══ Recorded data

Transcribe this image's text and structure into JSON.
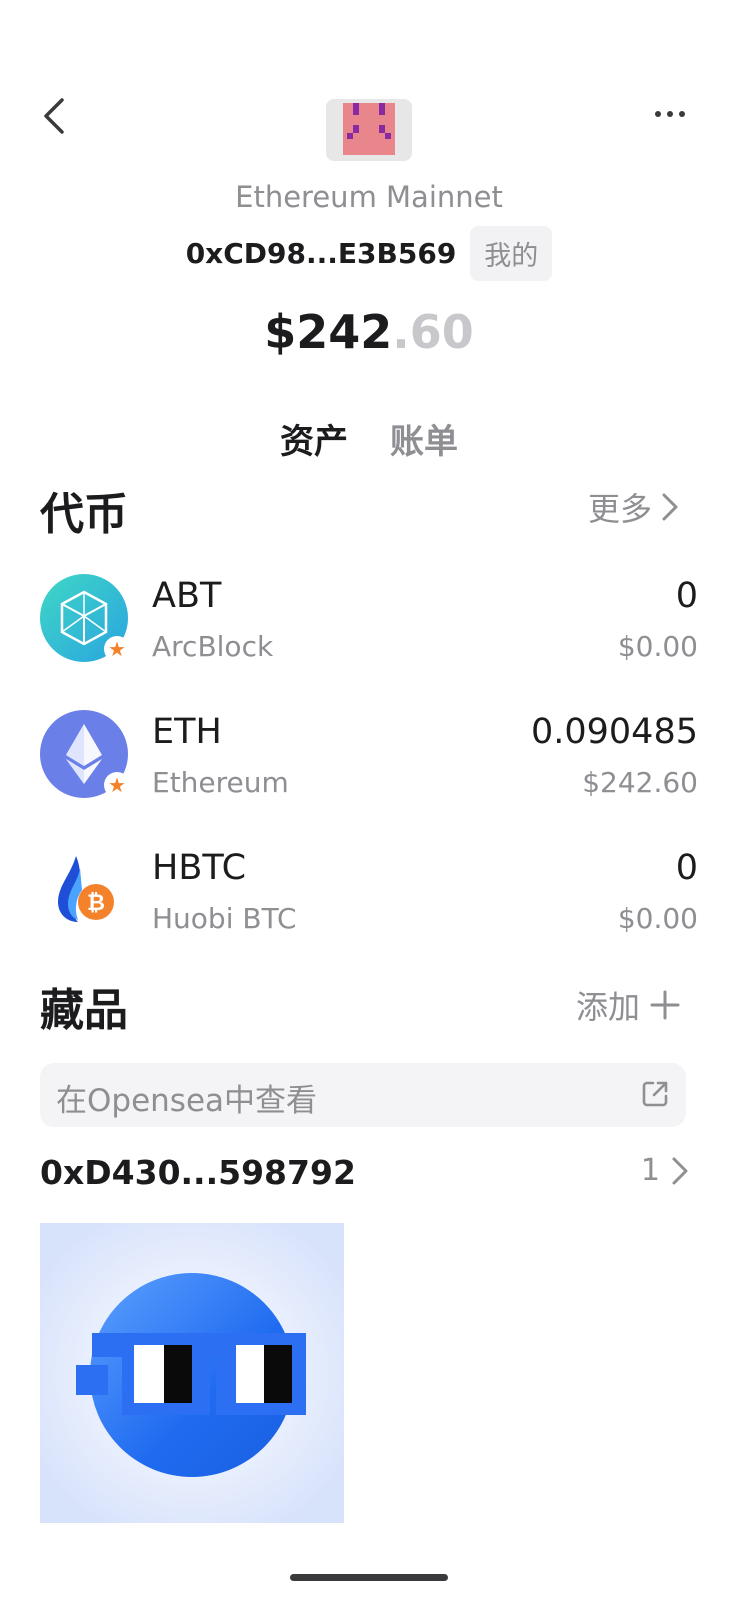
{
  "header": {
    "network": "Ethereum Mainnet",
    "address": "0xCD98...E3B569",
    "mine_badge": "我的"
  },
  "balance": {
    "whole": "$242",
    "decimal": ".60"
  },
  "tabs": [
    {
      "label": "资产",
      "active": true
    },
    {
      "label": "账单",
      "active": false
    }
  ],
  "tokens_section": {
    "title": "代币",
    "action": "更多"
  },
  "tokens": [
    {
      "symbol": "ABT",
      "name": "ArcBlock",
      "amount": "0",
      "fiat": "$0.00",
      "icon": "arcblock-icon",
      "starred": true
    },
    {
      "symbol": "ETH",
      "name": "Ethereum",
      "amount": "0.090485",
      "fiat": "$242.60",
      "icon": "ethereum-icon",
      "starred": true
    },
    {
      "symbol": "HBTC",
      "name": "Huobi BTC",
      "amount": "0",
      "fiat": "$0.00",
      "icon": "hbtc-icon",
      "starred": false
    }
  ],
  "collectibles_section": {
    "title": "藏品",
    "action": "添加"
  },
  "opensea": {
    "label": "在Opensea中查看"
  },
  "collection": {
    "address": "0xD430...598792",
    "count": "1"
  },
  "colors": {
    "accent_orange": "#f4822a",
    "eth_purple": "#6b7fe8",
    "abt_teal": "#3fd7c5",
    "nft_blue": "#1f6bf0"
  }
}
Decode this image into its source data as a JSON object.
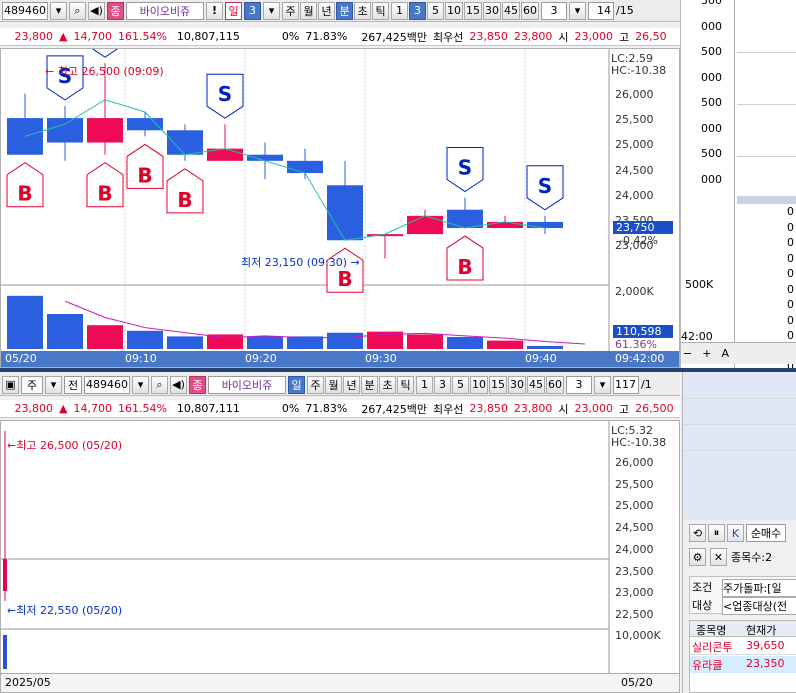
{
  "top": {
    "code": "489460",
    "stock_badge": "종",
    "stock_name": "바이오비쥬",
    "excl": "!",
    "period": "일",
    "period_n": "3",
    "tabs": [
      "주",
      "월",
      "년",
      "분",
      "초",
      "틱"
    ],
    "nums": [
      "1",
      "3",
      "5",
      "10",
      "15",
      "30",
      "45",
      "60"
    ],
    "sel_n": "3",
    "page": "14",
    "page_total": "/15"
  },
  "top_info": {
    "price": "23,800",
    "arrow": "▲",
    "change": "14,700",
    "pct": "161.54%",
    "volume": "10,807,115",
    "zero": "0%",
    "ratio": "71.83%",
    "amount": "267,425백만",
    "label_best": "최우선",
    "ask": "23,850",
    "bid": "23,800",
    "open_label": "시",
    "open": "23,000",
    "high_label": "고",
    "high": "26,50"
  },
  "top_chart": {
    "lc": "LC:2.59",
    "hc": "HC:-10.38",
    "y_ticks": [
      "26,000",
      "25,500",
      "25,000",
      "24,500",
      "24,000",
      "23,500",
      "23,000"
    ],
    "price_box": "23,750",
    "price_pct": "-0.42%",
    "vol_tick": "2,000K",
    "vol_box": "110,598",
    "vol_pct": "61.36%",
    "high_note": "최고 26,500 (09:09)",
    "low_note": "최저 23,150 (09:30)",
    "times": [
      "05/20",
      "09:10",
      "09:20",
      "09:30",
      "09:40",
      "09:42:00"
    ],
    "chart_data": {
      "type": "candlestick",
      "x": [
        "09:03",
        "09:06",
        "09:09",
        "09:12",
        "09:15",
        "09:18",
        "09:21",
        "09:24",
        "09:27",
        "09:30",
        "09:33",
        "09:36",
        "09:39",
        "09:42"
      ],
      "ohlc": [
        [
          25600,
          26000,
          25000,
          25000
        ],
        [
          25600,
          25800,
          24900,
          25200
        ],
        [
          25200,
          26500,
          25000,
          25600
        ],
        [
          25600,
          25700,
          25300,
          25400
        ],
        [
          25400,
          25500,
          24900,
          25000
        ],
        [
          24900,
          25500,
          24900,
          25100
        ],
        [
          25000,
          25200,
          24600,
          24900
        ],
        [
          24900,
          25100,
          24600,
          24700
        ],
        [
          24500,
          24900,
          23600,
          23600
        ],
        [
          23700,
          23700,
          23300,
          23700
        ],
        [
          23700,
          24100,
          23700,
          24000
        ],
        [
          24100,
          24300,
          23800,
          23800
        ],
        [
          23800,
          24000,
          23800,
          23900
        ],
        [
          23900,
          24000,
          23700,
          23800
        ]
      ],
      "volume": [
        1900,
        1250,
        850,
        650,
        450,
        520,
        450,
        450,
        580,
        620,
        520,
        430,
        300,
        110
      ],
      "signals": [
        {
          "i": 0,
          "t": "B"
        },
        {
          "i": 1,
          "t": "S"
        },
        {
          "i": 2,
          "t": "S"
        },
        {
          "i": 2,
          "t": "B"
        },
        {
          "i": 3,
          "t": "B"
        },
        {
          "i": 4,
          "t": "B"
        },
        {
          "i": 5,
          "t": "S"
        },
        {
          "i": 8,
          "t": "B"
        },
        {
          "i": 11,
          "t": "S"
        },
        {
          "i": 11,
          "t": "B"
        },
        {
          "i": 13,
          "t": "S"
        }
      ],
      "ylim": [
        22900,
        26600
      ]
    }
  },
  "bottom": {
    "code": "489460",
    "tab_a": "주",
    "tab_b": "전",
    "stock_badge": "종",
    "stock_name": "바이오비쥬",
    "period": "일",
    "tabs": [
      "주",
      "월",
      "년",
      "분",
      "초",
      "틱"
    ],
    "nums": [
      "1",
      "3",
      "5",
      "10",
      "15",
      "30",
      "45",
      "60"
    ],
    "sel_n": "3",
    "count": "117",
    "total": "/1"
  },
  "bottom_info": {
    "price": "23,800",
    "arrow": "▲",
    "change": "14,700",
    "pct": "161.54%",
    "volume": "10,807,111",
    "zero": "0%",
    "ratio": "71.83%",
    "amount": "267,425백만",
    "label_best": "최우선",
    "ask": "23,850",
    "bid": "23,800",
    "open_label": "시",
    "open": "23,000",
    "high_label": "고",
    "high": "26,500"
  },
  "bottom_chart": {
    "lc": "LC:5.32",
    "hc": "HC:-10.38",
    "y_ticks": [
      "26,000",
      "25,500",
      "25,000",
      "24,500",
      "24,000",
      "23,500",
      "23,000",
      "22,500"
    ],
    "vol_tick": "10,000K",
    "high_note": "최고 26,500 (05/20)",
    "low_note": "최저 22,550 (05/20)",
    "date_left": "2025/05",
    "date_right": "05/20"
  },
  "right_top": {
    "ticks": [
      "500",
      "000",
      "500",
      "000",
      "500",
      "000",
      "500",
      "000"
    ],
    "vol": "500K",
    "time": "42:00",
    "zeros": [
      "0",
      "0",
      "0",
      "0",
      "0",
      "0",
      "0",
      "0",
      "0",
      "0",
      "0"
    ],
    "ctrls": [
      "−",
      "+",
      "A"
    ]
  },
  "right_bottom": {
    "btns": [
      "⟲",
      "⏸",
      "K"
    ],
    "title": "순매수",
    "count_label": "종목수:2",
    "cond_label": "조건",
    "cond_value": "주가돌파:[일",
    "target_label": "대상",
    "target_value": "<업종대상(전",
    "headers": [
      "종목명",
      "현재가"
    ],
    "rows": [
      {
        "name": "실리콘투",
        "price": "39,650"
      },
      {
        "name": "유라클",
        "price": "23,350"
      }
    ]
  }
}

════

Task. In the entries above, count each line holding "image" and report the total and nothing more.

Exercise output. 2